Some lawmakers want Delta neutral on union fight. Most shareholders don’t

Delta shareholders shoot down proposal that would’ve prohibited airline from campaigning against unionization
Delta airplanes are parked at Hartsfield-Jackson International Airport on Wednesday, May 22, 2024.
Miguel Martinez /

Credit: Miguel Martinez/AJC

Credit: Miguel Martinez/AJC

Delta airplanes are parked at Hartsfield-Jackson International Airport on Wednesday, May 22, 2024. Miguel Martinez /

Delta Air Lines shareholders on Thursday voted against a measure that would have prohibited the company from pressuring employees not to unionize.

It follows a similar no-vote last year, when stock owners of the Atlanta-based airline also voted against a similar “non-interference policy” on unionization.

The proposal this year was submitted by As You Sow, an environmental and social corporate accountability shareholder advocacy group, on behalf of a fund managed by Chicago-based Amalgamated Bank.

Delta recommended shareholders vote against the measure. The company said after Thursday’s annual meeting that about 74% of votes on the measure were against it or abstaining, while about 26% were in favor.

The vote comes as unions are campaigning to organize 50,000 workers at Delta, including flight attendants, baggage handlers and mechanics. While other major U.S. airlines are highly unionized, at Delta the only major unionized group is its pilots.

Unions have spent years seeking to organize workers at Delta, while the company has urged its employees not to sign authorization cards to call for a union representation election.

More than 150 members of the U.S. House in both parties and dozens of U.S. senators have written letters urging Delta to remain neutral on union organizing.

Lyndsay Fritz, a vice president of corporate social responsibility at Amalgamated Bank, said in a recorded message to shareholders that the bank’s LongView funds “participate in shareholder advocacy because we believe good governance leads to long term shareholder value.”

Fritz noted that Delta has an anti-union website that tells employees “Don’t Risk It. Don’t Sign it” and said Amalgamated Bank’s proposal called for Delta to adopt a non-interference policy that “upholds the rights to freedom of association and collective bargaining, conforming with international standards.”

Delta in its rebuttal said the adoption of the proposal “could fundamentally alter Delta’s culture and deprive Delta employees of the opportunity to hear from the company about the important issue of union representation.”

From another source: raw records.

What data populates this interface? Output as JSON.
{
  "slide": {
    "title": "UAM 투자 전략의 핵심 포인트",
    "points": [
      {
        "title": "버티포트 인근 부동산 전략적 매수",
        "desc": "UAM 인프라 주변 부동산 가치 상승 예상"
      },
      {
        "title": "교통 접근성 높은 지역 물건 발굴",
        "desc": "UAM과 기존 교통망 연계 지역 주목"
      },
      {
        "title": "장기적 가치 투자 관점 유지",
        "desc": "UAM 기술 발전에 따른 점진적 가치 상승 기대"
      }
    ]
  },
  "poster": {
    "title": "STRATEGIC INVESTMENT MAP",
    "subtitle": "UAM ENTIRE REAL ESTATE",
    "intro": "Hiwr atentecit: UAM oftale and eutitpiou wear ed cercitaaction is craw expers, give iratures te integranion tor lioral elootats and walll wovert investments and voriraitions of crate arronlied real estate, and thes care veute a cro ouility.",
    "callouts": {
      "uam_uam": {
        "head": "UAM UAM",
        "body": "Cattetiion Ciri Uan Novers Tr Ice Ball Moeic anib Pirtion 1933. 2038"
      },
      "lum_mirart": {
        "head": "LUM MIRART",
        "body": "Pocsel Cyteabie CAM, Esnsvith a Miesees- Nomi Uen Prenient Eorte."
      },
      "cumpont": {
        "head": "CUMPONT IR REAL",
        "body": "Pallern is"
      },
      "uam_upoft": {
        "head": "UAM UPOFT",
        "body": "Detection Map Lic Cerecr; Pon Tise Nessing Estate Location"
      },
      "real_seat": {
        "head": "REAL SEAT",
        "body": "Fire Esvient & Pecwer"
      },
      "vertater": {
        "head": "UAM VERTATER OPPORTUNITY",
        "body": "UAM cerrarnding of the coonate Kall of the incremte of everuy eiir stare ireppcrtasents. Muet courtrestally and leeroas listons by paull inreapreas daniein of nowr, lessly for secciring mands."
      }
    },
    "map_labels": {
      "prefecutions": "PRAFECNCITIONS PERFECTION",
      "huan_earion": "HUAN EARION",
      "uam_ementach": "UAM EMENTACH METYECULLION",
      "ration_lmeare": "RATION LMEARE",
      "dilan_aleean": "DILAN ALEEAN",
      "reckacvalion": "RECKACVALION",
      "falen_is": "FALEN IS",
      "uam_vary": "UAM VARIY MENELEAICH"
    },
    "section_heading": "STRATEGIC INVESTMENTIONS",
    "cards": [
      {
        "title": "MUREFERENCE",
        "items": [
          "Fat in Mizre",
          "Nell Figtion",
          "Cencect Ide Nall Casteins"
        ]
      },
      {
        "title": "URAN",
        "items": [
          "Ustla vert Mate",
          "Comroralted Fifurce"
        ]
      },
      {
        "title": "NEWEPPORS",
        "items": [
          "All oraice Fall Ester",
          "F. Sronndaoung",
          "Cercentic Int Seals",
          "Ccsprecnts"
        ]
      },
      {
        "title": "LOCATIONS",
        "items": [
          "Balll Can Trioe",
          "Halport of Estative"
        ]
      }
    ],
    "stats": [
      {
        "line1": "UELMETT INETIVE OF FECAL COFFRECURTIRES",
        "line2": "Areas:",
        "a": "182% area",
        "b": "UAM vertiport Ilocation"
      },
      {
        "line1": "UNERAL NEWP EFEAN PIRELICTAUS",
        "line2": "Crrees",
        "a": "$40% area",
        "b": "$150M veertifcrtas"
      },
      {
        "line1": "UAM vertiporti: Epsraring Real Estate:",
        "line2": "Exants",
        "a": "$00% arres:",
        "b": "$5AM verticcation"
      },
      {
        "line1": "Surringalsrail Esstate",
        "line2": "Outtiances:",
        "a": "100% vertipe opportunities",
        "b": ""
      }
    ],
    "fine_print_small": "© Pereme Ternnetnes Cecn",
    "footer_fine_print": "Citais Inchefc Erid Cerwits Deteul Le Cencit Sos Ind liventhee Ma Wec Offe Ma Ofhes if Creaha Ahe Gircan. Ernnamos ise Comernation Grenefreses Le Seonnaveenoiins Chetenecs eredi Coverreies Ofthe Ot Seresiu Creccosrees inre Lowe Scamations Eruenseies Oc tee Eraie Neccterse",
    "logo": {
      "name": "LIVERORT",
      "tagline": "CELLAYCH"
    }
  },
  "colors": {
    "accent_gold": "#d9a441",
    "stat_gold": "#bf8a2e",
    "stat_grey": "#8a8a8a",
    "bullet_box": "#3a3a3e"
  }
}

After the vote, Delta issued a statement saying its culture “is firmly rooted in taking care of its employees who, over the past two decades, have repeatedly chosen to reject union representation.”

The company said its shareholders “rejected a proposal that asked Delta to voluntarily waive its rights under U.S. labor laws to communicate with employees about important issues, including facts about representation, its impact on their work lives and their relationship with Delta. We appreciate our investors’ thoughtfulness in their decision to support Delta and its employees.”

Delta shareholders also voted against a proposal submitted by activist investor John Chevedden calling for Delta to adopt a policy requiring an annual report on its expenditures for political activities. Chevedden told shareholders at the meeting that “companies can no longer give to politically active groups without paying close attention to the consequences or to what their political spending might enable.”

He also said public records show Delta has contributed $1.8 million to groups whose beneficiaries “have been tied to attacks on voting rights, efforts to deny climate change, efforts to impose extreme restrictions on abortion, and even the riot at the U.S. Capitol — associations many companies wish to avoid.”

Like the non-interference shareholder proposal, Delta also recommended shareholders vote against Chevedden’s disclosure proposal.

Delta told shareholders that adopting the proposal would be “unduly burdensome and unnecessary, given Delta’s existing procedures and current extensive disclosures about political contributions.”